#### PROBLEM TO WORK ON
Without carrying over a single picture, write out the records below exactly.
★ ★ ★ ★ ★
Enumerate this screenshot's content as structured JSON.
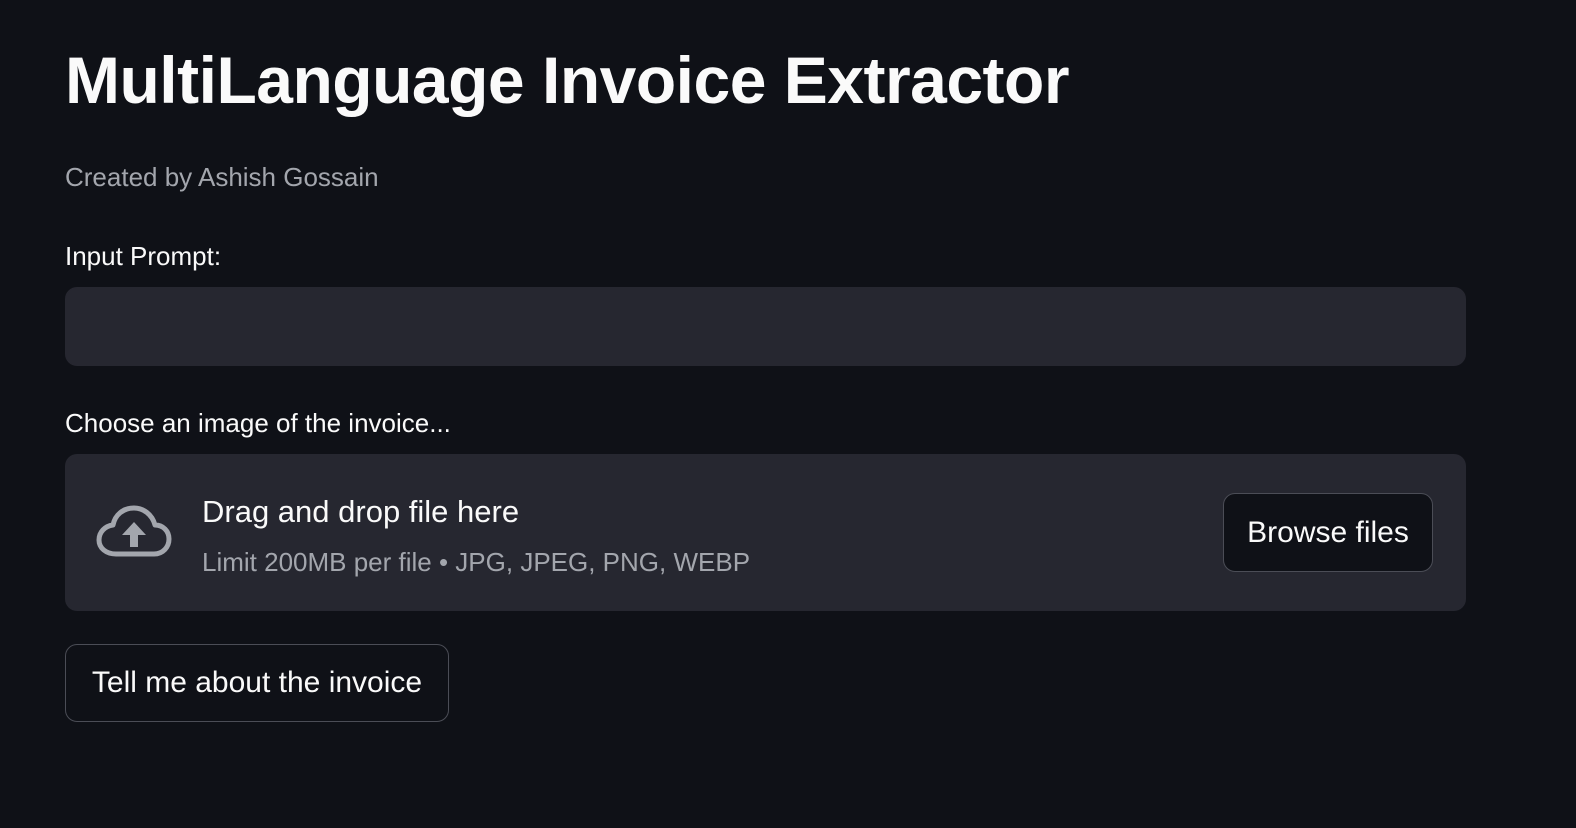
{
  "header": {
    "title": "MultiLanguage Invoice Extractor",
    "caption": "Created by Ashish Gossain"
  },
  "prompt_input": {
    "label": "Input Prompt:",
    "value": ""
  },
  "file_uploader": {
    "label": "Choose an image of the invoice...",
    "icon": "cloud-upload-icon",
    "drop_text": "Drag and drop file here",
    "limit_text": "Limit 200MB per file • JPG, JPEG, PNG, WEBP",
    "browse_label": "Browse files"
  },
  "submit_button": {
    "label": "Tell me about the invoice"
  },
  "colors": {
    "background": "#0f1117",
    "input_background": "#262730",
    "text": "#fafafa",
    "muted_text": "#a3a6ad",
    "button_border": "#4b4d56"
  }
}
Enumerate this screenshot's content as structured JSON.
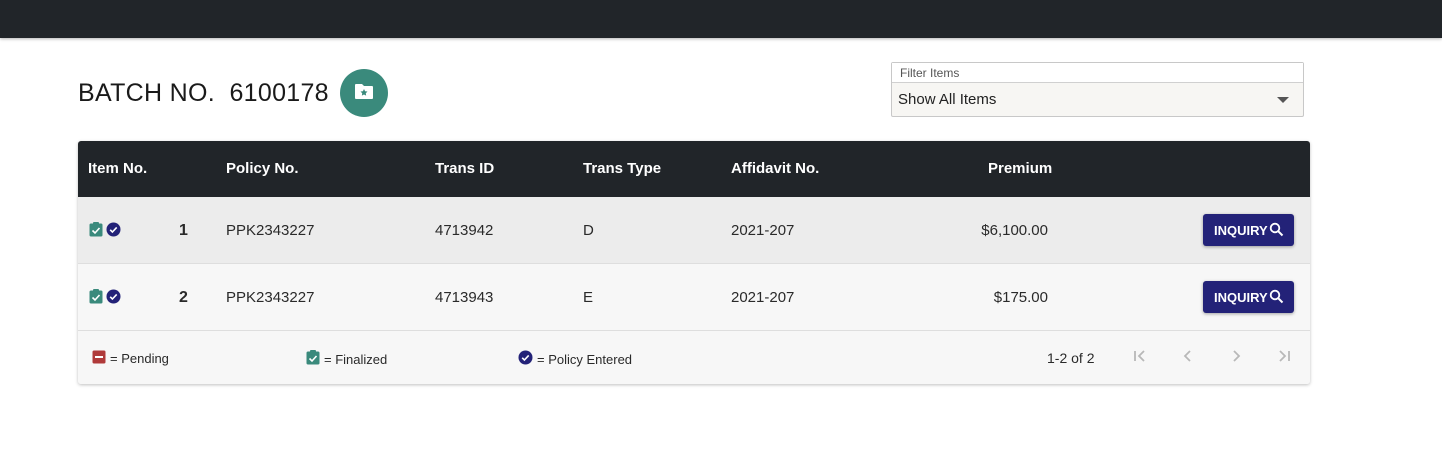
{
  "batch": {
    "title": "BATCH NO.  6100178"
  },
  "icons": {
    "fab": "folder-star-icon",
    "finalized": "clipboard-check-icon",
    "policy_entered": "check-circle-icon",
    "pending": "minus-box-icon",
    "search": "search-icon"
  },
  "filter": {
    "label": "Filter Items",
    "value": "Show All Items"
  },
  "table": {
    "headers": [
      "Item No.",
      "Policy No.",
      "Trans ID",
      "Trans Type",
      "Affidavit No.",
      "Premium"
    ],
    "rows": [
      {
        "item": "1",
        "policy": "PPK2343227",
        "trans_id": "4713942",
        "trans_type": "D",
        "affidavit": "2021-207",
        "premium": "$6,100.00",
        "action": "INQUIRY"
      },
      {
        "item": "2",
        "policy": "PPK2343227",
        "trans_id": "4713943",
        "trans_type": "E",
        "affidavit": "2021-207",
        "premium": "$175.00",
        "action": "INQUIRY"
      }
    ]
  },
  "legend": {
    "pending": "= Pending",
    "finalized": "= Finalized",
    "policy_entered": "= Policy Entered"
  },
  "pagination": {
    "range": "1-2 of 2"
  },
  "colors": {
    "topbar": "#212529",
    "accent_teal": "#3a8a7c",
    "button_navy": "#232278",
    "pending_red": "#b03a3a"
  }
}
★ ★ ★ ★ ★
#### EXERCISE RESULT
Enumerate this screenshot's content as structured JSON.
{
  "header": {
    "title": "MultiLanguage Invoice Extractor",
    "caption": "Created by Ashish Gossain"
  },
  "prompt_input": {
    "label": "Input Prompt:",
    "value": ""
  },
  "file_uploader": {
    "label": "Choose an image of the invoice...",
    "icon": "cloud-upload-icon",
    "drop_text": "Drag and drop file here",
    "limit_text": "Limit 200MB per file • JPG, JPEG, PNG, WEBP",
    "browse_label": "Browse files"
  },
  "submit_button": {
    "label": "Tell me about the invoice"
  },
  "colors": {
    "background": "#0f1117",
    "input_background": "#262730",
    "text": "#fafafa",
    "muted_text": "#a3a6ad",
    "button_border": "#4b4d56"
  }
}
Enumerate this screenshot's content as structured JSON.
{
  "batch": {
    "title": "BATCH NO.  6100178"
  },
  "icons": {
    "fab": "folder-star-icon",
    "finalized": "clipboard-check-icon",
    "policy_entered": "check-circle-icon",
    "pending": "minus-box-icon",
    "search": "search-icon"
  },
  "filter": {
    "label": "Filter Items",
    "value": "Show All Items"
  },
  "table": {
    "headers": [
      "Item No.",
      "Policy No.",
      "Trans ID",
      "Trans Type",
      "Affidavit No.",
      "Premium"
    ],
    "rows": [
      {
        "item": "1",
        "policy": "PPK2343227",
        "trans_id": "4713942",
        "trans_type": "D",
        "affidavit": "2021-207",
        "premium": "$6,100.00",
        "action": "INQUIRY"
      },
      {
        "item": "2",
        "policy": "PPK2343227",
        "trans_id": "4713943",
        "trans_type": "E",
        "affidavit": "2021-207",
        "premium": "$175.00",
        "action": "INQUIRY"
      }
    ]
  },
  "legend": {
    "pending": "= Pending",
    "finalized": "= Finalized",
    "policy_entered": "= Policy Entered"
  },
  "pagination": {
    "range": "1-2 of 2"
  },
  "colors": {
    "topbar": "#212529",
    "accent_teal": "#3a8a7c",
    "button_navy": "#232278",
    "pending_red": "#b03a3a"
  }
}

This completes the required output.